%%

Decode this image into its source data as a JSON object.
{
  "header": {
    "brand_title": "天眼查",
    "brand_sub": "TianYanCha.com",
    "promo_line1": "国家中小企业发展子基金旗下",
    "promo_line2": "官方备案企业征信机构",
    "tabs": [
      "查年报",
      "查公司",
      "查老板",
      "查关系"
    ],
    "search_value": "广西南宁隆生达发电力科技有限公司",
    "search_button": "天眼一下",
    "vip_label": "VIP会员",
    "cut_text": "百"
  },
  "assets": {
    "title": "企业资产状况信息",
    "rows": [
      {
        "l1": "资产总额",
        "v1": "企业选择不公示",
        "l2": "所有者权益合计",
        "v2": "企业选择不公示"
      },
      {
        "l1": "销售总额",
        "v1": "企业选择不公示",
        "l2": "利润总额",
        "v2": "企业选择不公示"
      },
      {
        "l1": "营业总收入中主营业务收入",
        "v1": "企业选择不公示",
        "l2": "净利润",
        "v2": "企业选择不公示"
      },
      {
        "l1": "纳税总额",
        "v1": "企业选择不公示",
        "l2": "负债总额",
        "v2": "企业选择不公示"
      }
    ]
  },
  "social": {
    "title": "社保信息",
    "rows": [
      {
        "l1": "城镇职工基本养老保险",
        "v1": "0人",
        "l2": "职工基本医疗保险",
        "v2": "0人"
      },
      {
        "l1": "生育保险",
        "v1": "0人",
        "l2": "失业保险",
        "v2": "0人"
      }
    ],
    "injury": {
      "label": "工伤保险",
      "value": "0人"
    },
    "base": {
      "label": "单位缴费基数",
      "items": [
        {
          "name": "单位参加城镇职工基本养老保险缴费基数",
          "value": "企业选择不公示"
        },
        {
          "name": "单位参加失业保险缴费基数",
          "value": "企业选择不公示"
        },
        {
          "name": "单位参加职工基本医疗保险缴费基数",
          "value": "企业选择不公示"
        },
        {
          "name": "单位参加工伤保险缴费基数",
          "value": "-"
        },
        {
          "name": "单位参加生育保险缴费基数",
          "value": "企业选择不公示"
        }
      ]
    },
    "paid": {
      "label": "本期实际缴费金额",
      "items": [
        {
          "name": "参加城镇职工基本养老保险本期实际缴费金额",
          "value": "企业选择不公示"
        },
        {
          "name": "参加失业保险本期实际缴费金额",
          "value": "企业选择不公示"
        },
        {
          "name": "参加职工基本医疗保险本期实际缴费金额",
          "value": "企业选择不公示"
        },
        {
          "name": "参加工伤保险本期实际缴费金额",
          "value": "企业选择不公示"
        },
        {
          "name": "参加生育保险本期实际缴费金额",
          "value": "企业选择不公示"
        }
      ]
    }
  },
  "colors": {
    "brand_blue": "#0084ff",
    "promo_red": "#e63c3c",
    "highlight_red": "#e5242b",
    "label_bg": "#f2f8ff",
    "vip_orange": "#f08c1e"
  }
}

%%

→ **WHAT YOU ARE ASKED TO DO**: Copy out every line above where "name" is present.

→ **FINISHED TASK**:
          "name": "单位参加城镇职工基本养老保险缴费基数",
          "name": "单位参加失业保险缴费基数",
          "name": "单位参加职工基本医疗保险缴费基数",
          "name": "单位参加工伤保险缴费基数",
          "name": "单位参加生育保险缴费基数",
          "name": "参加城镇职工基本养老保险本期实际缴费金额",
          "name": "参加失业保险本期实际缴费金额",
          "name": "参加职工基本医疗保险本期实际缴费金额",
          "name": "参加工伤保险本期实际缴费金额",
          "name": "参加生育保险本期实际缴费金额",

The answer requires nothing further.